> **Exercise inputs**
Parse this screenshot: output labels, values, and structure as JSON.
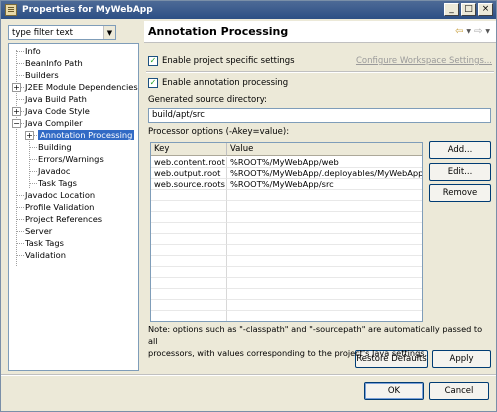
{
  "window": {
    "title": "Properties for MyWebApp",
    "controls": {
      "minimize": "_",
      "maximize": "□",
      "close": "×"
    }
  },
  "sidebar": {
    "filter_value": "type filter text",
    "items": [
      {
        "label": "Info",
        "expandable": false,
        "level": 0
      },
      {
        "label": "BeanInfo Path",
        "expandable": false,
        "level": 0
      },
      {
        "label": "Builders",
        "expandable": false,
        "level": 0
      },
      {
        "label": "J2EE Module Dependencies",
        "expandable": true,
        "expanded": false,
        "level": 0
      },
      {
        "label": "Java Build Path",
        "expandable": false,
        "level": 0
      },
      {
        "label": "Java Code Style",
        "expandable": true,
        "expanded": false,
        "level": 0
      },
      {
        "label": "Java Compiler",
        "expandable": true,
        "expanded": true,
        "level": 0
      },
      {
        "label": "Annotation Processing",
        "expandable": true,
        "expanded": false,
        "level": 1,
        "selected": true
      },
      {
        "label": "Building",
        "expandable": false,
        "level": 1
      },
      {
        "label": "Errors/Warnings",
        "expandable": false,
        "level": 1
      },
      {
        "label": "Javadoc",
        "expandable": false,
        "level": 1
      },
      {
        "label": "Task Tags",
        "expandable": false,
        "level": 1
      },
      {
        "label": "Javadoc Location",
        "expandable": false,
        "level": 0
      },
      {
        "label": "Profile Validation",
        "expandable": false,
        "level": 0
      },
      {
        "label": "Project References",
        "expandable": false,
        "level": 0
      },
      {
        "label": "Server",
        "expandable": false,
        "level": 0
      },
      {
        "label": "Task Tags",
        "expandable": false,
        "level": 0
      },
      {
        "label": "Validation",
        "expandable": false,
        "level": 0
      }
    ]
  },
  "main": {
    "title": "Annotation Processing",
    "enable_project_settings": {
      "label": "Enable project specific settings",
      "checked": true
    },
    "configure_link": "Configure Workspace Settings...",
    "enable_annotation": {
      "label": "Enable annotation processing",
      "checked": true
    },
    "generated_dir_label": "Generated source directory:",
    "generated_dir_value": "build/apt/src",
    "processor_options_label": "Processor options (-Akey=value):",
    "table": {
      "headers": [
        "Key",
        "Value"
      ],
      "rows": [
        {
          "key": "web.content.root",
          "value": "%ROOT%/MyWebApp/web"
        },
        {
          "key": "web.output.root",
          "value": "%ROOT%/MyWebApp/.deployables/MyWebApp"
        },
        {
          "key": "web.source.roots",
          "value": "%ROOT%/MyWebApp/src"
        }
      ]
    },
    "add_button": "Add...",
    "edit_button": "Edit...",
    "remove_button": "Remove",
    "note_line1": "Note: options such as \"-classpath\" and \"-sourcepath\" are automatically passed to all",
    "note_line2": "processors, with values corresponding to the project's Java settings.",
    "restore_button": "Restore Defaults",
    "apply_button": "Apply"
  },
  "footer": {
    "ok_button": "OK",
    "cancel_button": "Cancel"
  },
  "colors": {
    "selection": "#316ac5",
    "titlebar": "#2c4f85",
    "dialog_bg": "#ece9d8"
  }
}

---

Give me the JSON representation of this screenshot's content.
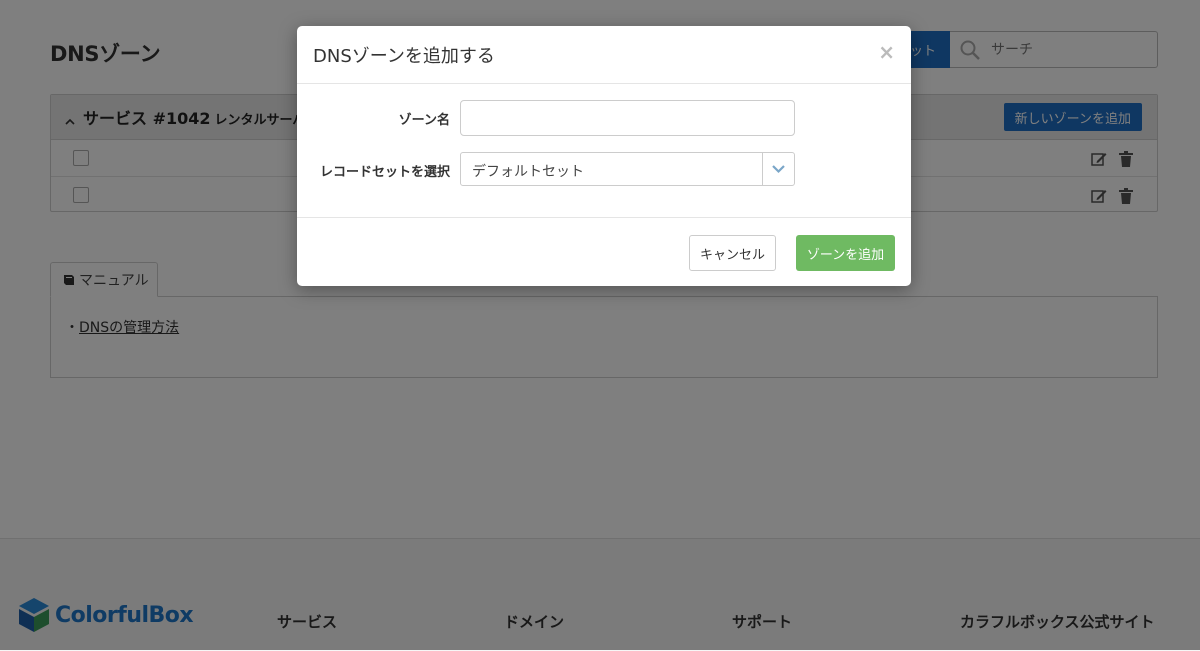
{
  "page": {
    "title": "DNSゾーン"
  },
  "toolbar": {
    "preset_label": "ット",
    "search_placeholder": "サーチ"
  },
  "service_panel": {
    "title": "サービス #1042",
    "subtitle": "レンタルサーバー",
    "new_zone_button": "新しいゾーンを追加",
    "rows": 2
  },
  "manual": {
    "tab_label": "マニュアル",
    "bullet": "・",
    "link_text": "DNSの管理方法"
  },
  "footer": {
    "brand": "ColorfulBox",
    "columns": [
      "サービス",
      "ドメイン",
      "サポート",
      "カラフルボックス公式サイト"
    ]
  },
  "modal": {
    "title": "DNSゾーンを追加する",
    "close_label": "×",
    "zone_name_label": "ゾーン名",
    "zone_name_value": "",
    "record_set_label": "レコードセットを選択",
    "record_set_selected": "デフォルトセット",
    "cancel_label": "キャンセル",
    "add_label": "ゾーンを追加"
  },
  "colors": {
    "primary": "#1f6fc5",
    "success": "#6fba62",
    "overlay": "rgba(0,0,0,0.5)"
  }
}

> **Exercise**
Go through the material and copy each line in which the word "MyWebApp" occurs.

> **Written response**
    "title": "Properties for MyWebApp",
          "value": "%ROOT%/MyWebApp/web"
          "value": "%ROOT%/MyWebApp/.deployables/MyWebApp"
          "value": "%ROOT%/MyWebApp/src"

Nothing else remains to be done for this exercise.